Where an owner, proprietor or manager carrying out a business (or a person responsible for other premises) contravenes the Regulations, that person commits an offence.
In England, Environmental Health and Trading Standards officers will monitor compliance with these regulations, with police support provided if appropriate. Businesses and venues that breach them will be subject to prohibition notices, and fixed penalties. With the support of the police, prohibition notices can be used to require compliance with the Regulations including requiring that an activity ceases.
If prohibition notices are not followed, or fixed penalty notice not paid, you may also be taken to court with magistrates able to impose potentially unlimited fines.
Although this says Environmental Health, Trading Standards and Police will monitor compliance with these regulations this only applies to those workplaces specifically closed down by government regulations. It does not apply to construction, manufacturing and other non-essential work not listed. But this does not negate the responsibility of the HSE and LA Health and Safety Inspectors to continue to regulate and enforce Health and Safety Regulations in all workplaces both essential and non-essential workplaces. And in this case it will be around PPE – provision, appropriateness and quantity -, managing risks and introducing safe systems of work and control measures.
If the HSE and LA health and safety officers do not act, employers will continue to take advantage and place their workers at risk. Trade Unions are continuing to highlight many examples of bad employment practices and negligent employers and through collective action have forced employers to improve their practices, but we still need the enforcement bodies to act as well.
Workers are justifiably feeling abandoned, anxious and their physical and mental health is deteriorating leaving them more likely to be at risk from contracting the virus.
Please will you tell us what action the HSE is taking to protect workers in this unprecedented situation, so that we can pass this on to the thousands of workers currently feeling abandoned and unnecessarily exposed to life threatening risks. We specifically want to know what action the HSE is taking to:
1. Remind all employers in essential and non-essential workplaces that workers health and safety is paramount at all times, that normal health and safety duties and regulations apply and that #Covid19 means extra risks must be assessed and prevented in usual way – by elimination, collective control and appropriate and sufficient PPE as last resort.
2. Issue strong warnings to employers to review all Risk Assessments for the new Covid 19 risk and to introduce safe systems of work to protect workers.

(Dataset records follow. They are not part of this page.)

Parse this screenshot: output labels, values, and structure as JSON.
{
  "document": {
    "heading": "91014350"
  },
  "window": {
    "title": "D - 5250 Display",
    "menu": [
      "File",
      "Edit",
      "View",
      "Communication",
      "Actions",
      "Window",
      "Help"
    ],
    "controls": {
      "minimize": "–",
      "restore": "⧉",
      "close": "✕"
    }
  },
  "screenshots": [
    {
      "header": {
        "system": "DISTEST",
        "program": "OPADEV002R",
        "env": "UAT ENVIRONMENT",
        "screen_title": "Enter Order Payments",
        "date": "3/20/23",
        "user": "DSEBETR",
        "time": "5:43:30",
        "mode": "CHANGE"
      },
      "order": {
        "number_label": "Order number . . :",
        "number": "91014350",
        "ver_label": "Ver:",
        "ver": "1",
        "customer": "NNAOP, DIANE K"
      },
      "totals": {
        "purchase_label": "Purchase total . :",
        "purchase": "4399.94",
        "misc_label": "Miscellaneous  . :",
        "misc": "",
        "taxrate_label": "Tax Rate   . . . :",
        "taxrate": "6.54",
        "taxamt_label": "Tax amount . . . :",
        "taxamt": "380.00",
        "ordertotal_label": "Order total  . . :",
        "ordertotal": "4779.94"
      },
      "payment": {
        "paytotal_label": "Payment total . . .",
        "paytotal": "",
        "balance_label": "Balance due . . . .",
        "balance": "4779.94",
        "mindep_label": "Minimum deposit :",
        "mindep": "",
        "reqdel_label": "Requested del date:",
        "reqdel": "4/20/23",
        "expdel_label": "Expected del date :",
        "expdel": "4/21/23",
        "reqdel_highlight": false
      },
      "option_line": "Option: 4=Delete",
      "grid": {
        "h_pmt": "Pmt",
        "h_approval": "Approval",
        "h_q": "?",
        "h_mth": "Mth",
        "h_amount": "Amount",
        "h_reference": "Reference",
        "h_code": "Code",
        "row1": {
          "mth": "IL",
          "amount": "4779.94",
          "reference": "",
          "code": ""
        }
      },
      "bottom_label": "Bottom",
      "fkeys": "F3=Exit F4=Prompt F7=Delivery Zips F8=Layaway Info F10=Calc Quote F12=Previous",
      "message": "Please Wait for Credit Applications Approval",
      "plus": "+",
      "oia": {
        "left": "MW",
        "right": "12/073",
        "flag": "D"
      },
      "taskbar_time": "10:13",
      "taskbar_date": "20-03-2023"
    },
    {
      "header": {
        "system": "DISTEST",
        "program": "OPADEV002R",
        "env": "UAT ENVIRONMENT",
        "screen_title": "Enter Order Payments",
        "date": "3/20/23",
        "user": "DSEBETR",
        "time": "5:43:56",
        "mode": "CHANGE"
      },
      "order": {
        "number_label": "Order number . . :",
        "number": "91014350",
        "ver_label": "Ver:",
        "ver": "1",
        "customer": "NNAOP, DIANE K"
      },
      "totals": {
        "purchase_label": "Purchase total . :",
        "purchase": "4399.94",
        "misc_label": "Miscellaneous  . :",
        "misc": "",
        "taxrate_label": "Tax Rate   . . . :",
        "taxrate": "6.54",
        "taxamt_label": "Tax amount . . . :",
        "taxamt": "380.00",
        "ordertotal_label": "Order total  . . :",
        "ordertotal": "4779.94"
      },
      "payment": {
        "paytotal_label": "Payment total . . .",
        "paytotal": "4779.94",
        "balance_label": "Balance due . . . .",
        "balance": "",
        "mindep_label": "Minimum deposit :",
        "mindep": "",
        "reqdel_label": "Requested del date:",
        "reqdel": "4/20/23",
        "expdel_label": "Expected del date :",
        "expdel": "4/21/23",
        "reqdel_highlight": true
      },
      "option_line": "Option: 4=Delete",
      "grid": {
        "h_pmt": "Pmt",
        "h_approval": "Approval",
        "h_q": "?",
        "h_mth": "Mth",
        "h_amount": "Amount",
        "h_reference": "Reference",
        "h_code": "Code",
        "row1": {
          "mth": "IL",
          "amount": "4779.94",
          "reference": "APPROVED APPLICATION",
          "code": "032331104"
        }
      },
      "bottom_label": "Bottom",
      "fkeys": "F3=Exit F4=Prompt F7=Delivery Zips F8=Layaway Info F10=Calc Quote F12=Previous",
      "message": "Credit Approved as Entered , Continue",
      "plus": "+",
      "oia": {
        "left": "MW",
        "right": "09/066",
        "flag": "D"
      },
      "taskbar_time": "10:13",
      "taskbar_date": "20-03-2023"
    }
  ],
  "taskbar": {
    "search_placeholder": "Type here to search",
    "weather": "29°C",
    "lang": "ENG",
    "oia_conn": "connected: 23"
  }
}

3. Advise employers that if suitable and sufficient Risk Assessments show the risk of exposure to COVID19 cannot be reasonable prevented they must stop work.
4. Provide workers with information about risks to their health and what their employers should be doing. Closure of HSE Infoline in2011 has left workers without a lifeline and employers without advice. Surely at this time with inspectors working from home, the HSE helpline could be reintroduced to support these workers?
5. Respond to the ‘Report a Concern’ online form by next day with enforcement action to support workers health against employers who are breaching health and safety regulations. Will you accept photographic evidence available which is date stamped? This could be used to instruct employers to either improve the situation in workplaces or face Prohibition and Improvement Notices.
6. Enforce strongly the need for appropriate PPE in sufficient quantities to protect the health of all NHS, Care and other health and essential workers who are at greatest risk of exposure to Covid19.
We look forward to your speedy response as we need to advise workers now on what HSE is doing to protect them and by extension all of society.
On behalf of the Hazards Campaign
Chair of Hazards Campaign / Coordinator of GMHC
Windrush Millennium Centre,
70 Alexandra Rd,
Manchester M16 7WD
Tel: 07734 317158